Attracting clients, the bank also tries to impose on the other types of services: loans and credit cards, payroll projects, underwriter services, issuing guarantees, selling precious metals, brokerage services, value storage services, etc.
2. Support of their own liquidity
Bank assets are grouped according to the terms. Simply put, the bank needs to maintain instant overdrafts, short-term consumer loans, issue long-term loans, have sufficient cash reserves, etc. Therefore, the bank’s liabilities have a structural division into the time range.
In order to maintain short, middle, and long-term liquidity, the bank may change deposit interest rates. For example, to provide higher interest rates on short-term deposits or, on the contrary, to attract long-term deposits without the right of early withdrawal for long-term loans.
It also should be added that the bank may need money to provide the liquidity coverage ratio and capital adequacy, demanded by the central banks. Sometimes, there may be minor cash gaps, that is, a shortage of money in the short term. They can borrow money on the interbank market or conduct repo transactions. Or they can raise deposit interest rates.
3. Participation in the monetary system
One of the central bank’s functions is to provide the appropriate money supply. Simply put, if at a certain level of production in the country there is a lot of local currency, prices will be higher, if there is little of it, prices will go down.
Too much money – high inflation, too little money - overheating of the economy. Both states set back the economic development of the country. Therefore, advanced economies set the target inflation rate. For example, the target inflation of 2% annually is in the USA and Japan.
While in emerging markets, banks make every effort to attract depositors, in advanced economies, the situation is the opposite. What do the banks in developed countries need our money for? Nothing! They would be eager to abandon deposits, but people themselves are willing to deposit their money, setting their country’s economy back.
As it has been written above, roughly outlined, people deposit their money in banks, banks make loans for development, production, updating, and improvement of technologies and equipment. If people keep their money in the bank, the consumer demand declines (it is logical since people already have everything they need.
Why should they buy one more car if they can keep their money in the bank? Enterprises that do not receive loans reduce production. Insufficient development and upgrading of technologies eventually lead to structural economic problems.
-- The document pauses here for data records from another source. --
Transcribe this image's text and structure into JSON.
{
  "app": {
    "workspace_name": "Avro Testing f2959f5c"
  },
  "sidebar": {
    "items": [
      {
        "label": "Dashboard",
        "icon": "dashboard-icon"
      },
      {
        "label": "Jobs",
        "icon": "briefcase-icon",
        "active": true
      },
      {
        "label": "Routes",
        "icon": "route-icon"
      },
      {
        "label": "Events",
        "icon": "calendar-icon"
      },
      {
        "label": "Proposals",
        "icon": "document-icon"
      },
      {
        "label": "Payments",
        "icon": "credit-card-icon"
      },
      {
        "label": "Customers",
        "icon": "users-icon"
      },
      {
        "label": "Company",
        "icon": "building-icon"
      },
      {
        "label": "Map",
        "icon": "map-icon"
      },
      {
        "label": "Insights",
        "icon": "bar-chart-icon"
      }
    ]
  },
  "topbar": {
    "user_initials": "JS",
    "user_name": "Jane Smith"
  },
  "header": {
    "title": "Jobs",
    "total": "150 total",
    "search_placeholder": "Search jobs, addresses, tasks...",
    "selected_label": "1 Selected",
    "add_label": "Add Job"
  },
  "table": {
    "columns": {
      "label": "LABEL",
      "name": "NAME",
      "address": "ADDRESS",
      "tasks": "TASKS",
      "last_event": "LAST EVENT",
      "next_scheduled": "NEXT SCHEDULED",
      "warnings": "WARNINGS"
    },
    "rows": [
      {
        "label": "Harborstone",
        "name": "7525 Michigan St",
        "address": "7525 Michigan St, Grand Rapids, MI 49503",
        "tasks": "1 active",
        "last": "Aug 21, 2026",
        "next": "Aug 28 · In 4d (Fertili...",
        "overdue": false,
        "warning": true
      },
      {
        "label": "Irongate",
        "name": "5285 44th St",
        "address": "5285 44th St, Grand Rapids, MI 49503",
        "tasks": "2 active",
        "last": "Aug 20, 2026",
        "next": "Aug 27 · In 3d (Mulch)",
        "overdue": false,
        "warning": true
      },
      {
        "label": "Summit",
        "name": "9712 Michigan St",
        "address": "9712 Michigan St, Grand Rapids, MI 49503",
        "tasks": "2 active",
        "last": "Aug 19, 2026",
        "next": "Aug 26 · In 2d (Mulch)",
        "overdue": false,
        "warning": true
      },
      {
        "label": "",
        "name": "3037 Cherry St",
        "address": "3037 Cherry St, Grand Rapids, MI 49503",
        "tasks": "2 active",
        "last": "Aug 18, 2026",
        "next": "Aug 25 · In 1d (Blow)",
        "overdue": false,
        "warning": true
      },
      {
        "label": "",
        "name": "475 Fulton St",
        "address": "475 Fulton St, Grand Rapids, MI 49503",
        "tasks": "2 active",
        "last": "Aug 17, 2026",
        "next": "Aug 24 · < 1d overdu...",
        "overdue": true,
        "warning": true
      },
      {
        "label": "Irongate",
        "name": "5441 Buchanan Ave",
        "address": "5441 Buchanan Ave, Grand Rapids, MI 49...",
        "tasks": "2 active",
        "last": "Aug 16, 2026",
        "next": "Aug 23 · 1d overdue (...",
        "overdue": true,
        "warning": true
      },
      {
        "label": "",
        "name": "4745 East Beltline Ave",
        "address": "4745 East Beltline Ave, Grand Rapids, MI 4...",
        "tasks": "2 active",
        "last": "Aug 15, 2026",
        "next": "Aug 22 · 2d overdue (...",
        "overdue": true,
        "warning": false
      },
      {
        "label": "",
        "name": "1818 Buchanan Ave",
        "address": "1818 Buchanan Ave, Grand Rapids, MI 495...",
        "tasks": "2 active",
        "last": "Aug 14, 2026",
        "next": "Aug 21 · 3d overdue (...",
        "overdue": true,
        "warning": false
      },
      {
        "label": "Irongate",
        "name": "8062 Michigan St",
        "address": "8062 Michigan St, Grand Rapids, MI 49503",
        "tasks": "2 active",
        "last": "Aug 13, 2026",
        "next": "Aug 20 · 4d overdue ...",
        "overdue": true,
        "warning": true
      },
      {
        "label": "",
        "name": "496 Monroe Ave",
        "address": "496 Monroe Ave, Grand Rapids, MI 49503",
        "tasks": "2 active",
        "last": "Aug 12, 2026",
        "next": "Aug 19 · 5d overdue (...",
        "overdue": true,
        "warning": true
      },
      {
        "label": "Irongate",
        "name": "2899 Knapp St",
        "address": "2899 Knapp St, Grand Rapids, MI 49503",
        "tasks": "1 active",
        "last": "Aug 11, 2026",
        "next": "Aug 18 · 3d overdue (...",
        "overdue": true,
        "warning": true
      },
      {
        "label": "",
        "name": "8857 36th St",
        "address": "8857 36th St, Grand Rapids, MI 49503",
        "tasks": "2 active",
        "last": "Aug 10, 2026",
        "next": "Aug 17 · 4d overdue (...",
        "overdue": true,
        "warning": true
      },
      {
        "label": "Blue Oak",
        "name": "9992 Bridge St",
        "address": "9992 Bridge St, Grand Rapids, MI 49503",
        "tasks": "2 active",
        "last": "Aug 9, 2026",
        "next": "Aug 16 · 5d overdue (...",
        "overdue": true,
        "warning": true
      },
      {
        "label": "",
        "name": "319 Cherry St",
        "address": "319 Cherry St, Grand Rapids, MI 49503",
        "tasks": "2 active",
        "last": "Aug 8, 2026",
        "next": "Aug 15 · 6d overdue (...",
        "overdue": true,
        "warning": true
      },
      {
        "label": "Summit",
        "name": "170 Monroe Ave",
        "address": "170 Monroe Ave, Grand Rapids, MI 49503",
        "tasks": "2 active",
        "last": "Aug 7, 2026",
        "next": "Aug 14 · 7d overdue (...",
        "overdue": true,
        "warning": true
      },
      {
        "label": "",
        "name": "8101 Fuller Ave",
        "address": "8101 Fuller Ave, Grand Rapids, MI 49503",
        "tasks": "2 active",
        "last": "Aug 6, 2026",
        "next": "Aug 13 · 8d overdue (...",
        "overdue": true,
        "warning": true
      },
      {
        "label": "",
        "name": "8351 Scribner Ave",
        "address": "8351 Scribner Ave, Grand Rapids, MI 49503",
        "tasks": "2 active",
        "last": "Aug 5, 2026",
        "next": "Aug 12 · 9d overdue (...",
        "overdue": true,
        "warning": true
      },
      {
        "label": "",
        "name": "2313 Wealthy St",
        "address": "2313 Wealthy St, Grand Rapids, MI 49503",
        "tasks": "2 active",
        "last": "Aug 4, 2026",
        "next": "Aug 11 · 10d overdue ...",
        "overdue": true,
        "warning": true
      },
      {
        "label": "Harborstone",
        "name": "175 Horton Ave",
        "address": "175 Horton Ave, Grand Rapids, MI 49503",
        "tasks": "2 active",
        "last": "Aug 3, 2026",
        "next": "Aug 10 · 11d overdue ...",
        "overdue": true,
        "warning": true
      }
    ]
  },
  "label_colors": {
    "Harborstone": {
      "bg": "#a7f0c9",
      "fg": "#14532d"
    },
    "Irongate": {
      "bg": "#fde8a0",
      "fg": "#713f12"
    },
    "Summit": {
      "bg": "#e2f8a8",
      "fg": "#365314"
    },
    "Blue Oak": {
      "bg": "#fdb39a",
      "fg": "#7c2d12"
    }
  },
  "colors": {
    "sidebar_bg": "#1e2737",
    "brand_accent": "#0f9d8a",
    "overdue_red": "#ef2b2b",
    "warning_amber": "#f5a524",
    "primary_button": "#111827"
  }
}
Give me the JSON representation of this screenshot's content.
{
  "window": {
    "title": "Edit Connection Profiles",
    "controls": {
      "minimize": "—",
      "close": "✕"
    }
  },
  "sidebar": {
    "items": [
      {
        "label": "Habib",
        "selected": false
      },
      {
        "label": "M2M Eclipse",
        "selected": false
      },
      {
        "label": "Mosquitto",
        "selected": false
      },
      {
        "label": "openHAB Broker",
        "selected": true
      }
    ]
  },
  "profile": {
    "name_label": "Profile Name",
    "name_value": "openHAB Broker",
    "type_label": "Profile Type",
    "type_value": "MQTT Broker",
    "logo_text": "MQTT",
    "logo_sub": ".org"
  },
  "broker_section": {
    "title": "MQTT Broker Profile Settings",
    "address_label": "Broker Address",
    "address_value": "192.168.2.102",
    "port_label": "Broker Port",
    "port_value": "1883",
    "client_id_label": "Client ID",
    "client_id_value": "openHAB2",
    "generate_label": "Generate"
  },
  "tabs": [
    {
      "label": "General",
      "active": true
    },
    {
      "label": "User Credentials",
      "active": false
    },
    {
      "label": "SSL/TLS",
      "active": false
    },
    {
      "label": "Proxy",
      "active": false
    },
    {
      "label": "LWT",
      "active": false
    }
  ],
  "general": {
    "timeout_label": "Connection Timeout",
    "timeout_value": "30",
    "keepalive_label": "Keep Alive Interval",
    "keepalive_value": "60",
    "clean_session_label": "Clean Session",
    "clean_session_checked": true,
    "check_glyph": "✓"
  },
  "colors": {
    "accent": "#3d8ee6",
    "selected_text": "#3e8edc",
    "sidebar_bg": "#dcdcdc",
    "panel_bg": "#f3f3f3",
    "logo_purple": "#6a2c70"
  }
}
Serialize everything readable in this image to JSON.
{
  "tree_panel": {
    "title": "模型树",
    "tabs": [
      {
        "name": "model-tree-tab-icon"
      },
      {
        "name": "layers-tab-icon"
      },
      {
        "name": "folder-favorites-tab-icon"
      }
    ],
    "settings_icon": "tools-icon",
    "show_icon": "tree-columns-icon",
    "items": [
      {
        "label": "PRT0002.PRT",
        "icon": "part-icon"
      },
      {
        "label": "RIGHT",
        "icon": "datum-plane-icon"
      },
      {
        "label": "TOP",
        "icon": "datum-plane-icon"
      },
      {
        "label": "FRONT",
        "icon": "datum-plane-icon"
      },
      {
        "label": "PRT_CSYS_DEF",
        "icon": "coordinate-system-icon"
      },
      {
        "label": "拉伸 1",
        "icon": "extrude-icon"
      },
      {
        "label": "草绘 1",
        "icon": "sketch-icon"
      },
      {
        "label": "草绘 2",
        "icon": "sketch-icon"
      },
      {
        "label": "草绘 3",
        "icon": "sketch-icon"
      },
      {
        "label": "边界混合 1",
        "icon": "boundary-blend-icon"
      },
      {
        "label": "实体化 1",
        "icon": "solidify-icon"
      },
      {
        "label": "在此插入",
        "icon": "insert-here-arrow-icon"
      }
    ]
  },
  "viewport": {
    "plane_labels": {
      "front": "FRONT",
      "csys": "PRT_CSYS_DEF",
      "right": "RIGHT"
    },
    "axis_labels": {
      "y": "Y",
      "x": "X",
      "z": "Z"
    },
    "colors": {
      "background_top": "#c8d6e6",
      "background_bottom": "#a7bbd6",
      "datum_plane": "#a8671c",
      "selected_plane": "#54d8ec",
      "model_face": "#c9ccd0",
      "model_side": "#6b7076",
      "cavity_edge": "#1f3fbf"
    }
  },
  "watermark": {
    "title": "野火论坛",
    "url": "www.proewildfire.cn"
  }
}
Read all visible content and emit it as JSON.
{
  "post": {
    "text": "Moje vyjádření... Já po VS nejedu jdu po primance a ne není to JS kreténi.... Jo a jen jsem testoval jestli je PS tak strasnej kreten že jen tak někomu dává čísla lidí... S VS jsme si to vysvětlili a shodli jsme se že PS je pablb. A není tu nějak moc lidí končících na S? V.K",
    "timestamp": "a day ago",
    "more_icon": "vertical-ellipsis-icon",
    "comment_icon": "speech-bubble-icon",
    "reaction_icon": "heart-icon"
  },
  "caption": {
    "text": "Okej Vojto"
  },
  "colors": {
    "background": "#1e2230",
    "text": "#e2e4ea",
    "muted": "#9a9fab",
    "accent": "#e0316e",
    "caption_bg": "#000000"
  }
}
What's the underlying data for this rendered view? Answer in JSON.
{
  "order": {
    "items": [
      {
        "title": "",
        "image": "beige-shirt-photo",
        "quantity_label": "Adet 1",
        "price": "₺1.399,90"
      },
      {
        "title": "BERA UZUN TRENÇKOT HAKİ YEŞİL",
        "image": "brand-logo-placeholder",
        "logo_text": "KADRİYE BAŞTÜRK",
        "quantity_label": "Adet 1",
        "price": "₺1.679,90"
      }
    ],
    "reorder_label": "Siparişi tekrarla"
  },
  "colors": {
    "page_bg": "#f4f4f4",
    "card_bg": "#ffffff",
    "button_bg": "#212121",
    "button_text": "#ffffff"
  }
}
There is another factor. A strong national currency is unprofitable for exporters because their revenue is in a foreign currency, but they buy raw materials and labor for the money of their country. The leading central banks of advanced economies faced both of these problems.
In 2009, the Swiss National Bank for the first time introduces negative interest rates on its sight deposit account balances, thus forcing commercial banks to pay for deposits. “A fee for keeping money” - the same way went commercial banks in relation to individuals.
The goal of the central bank was to make money work by means of the monetary policy tool; it should run in the economy, bringing added value, rather than lay on bank accounts. Continue reading with Litefinance.com...